───── EXERCISE DATA ─────

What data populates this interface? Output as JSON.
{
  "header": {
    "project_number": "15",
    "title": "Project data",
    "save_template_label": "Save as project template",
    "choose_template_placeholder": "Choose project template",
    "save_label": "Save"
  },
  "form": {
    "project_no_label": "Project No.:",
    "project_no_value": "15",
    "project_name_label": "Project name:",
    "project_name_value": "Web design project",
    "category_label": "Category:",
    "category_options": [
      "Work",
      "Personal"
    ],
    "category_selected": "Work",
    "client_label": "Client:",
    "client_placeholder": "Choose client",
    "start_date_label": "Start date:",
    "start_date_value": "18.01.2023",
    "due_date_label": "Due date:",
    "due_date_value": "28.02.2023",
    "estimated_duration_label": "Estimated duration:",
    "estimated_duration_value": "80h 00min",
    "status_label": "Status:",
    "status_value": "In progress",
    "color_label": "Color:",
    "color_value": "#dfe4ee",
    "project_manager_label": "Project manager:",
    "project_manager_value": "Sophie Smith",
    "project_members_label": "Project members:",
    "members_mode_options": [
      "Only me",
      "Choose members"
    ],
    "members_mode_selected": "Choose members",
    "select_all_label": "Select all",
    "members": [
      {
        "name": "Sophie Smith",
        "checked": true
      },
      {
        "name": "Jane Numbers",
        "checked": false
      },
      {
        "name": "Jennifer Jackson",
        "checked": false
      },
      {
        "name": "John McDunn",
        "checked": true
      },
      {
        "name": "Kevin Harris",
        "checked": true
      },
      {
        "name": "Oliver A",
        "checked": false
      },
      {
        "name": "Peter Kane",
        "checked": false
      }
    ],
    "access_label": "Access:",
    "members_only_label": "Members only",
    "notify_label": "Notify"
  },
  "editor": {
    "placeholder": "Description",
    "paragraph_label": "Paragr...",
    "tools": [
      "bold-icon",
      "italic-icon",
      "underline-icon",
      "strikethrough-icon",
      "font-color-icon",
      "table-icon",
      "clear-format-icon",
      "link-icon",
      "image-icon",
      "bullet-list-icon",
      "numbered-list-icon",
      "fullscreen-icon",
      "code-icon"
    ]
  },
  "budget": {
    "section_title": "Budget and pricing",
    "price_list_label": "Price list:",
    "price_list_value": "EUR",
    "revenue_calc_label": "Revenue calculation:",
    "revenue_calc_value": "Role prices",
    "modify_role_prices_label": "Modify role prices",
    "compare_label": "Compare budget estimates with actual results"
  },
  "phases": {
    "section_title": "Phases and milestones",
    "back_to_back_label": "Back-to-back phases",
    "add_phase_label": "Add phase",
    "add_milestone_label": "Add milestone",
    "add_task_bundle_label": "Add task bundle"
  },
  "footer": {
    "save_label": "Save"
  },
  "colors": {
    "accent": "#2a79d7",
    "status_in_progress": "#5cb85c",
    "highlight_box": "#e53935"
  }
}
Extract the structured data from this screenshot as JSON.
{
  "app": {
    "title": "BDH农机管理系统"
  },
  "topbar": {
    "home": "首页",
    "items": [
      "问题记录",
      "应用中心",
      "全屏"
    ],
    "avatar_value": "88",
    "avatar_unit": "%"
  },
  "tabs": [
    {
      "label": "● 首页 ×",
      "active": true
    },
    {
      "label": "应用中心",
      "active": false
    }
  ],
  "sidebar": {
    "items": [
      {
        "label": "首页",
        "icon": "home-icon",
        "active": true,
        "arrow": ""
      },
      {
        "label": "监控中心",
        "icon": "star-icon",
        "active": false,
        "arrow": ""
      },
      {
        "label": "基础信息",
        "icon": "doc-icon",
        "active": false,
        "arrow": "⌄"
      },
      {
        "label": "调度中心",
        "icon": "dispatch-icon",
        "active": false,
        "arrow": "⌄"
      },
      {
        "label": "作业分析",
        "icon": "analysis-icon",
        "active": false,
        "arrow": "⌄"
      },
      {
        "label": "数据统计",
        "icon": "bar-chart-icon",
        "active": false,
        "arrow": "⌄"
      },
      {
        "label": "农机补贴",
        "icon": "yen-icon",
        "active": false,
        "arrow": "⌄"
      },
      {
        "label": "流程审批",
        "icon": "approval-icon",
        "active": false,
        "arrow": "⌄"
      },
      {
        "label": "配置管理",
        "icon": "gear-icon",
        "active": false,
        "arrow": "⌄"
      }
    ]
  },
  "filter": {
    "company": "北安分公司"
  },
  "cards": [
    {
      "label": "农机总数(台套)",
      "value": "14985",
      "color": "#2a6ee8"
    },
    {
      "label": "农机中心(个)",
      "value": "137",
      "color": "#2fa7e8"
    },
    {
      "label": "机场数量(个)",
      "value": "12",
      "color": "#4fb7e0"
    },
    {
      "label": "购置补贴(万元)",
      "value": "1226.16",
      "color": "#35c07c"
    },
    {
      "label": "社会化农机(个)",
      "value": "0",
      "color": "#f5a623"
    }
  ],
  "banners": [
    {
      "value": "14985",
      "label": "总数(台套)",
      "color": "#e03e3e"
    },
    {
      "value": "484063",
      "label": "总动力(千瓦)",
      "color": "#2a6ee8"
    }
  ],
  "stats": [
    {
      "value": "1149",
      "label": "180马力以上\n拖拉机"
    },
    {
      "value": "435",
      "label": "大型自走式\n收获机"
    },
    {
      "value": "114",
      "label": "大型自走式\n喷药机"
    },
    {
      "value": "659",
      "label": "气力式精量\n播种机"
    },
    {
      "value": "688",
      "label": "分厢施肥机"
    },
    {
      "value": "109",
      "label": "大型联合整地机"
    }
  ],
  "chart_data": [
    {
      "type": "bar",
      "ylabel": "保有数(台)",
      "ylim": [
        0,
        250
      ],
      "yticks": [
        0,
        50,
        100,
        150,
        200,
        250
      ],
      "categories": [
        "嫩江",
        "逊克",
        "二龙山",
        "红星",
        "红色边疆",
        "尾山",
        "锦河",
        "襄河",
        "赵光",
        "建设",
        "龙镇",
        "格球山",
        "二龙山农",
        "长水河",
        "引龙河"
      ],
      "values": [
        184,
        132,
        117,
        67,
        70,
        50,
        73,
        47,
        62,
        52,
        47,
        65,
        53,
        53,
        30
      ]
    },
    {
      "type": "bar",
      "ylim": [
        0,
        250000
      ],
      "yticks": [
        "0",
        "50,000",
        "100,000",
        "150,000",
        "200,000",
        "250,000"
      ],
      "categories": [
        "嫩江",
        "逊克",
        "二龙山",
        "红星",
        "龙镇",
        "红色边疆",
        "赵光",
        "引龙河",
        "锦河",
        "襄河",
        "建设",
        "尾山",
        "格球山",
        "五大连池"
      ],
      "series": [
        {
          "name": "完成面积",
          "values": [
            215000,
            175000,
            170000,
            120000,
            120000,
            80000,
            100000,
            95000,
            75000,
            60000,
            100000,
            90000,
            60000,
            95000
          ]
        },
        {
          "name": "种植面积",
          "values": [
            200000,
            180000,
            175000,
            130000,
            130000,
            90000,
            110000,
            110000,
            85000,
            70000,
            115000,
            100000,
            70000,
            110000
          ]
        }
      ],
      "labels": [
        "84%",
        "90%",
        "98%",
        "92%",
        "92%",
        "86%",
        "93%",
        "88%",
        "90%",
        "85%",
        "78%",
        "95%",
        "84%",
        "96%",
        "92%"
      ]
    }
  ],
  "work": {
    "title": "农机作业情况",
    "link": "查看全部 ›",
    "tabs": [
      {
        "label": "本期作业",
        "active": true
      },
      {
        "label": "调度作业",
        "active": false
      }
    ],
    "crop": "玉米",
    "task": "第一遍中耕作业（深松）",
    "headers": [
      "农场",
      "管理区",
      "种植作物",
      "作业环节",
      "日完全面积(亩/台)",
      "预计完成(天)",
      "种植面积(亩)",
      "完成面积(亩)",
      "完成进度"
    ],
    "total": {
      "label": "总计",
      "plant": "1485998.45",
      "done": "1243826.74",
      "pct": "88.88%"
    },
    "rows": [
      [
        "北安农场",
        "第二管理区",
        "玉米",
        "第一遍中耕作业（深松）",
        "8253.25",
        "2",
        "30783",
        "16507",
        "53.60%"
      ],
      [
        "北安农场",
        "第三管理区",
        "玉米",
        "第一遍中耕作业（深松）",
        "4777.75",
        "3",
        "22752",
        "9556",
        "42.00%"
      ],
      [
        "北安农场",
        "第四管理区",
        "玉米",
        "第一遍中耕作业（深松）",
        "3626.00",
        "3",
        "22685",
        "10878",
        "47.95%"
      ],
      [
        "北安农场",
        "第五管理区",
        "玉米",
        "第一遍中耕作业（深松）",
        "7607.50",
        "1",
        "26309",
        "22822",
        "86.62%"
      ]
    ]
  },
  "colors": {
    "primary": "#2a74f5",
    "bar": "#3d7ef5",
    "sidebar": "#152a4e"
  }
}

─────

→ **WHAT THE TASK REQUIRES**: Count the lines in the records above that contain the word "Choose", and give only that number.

→ **TASK ANSWER**: 4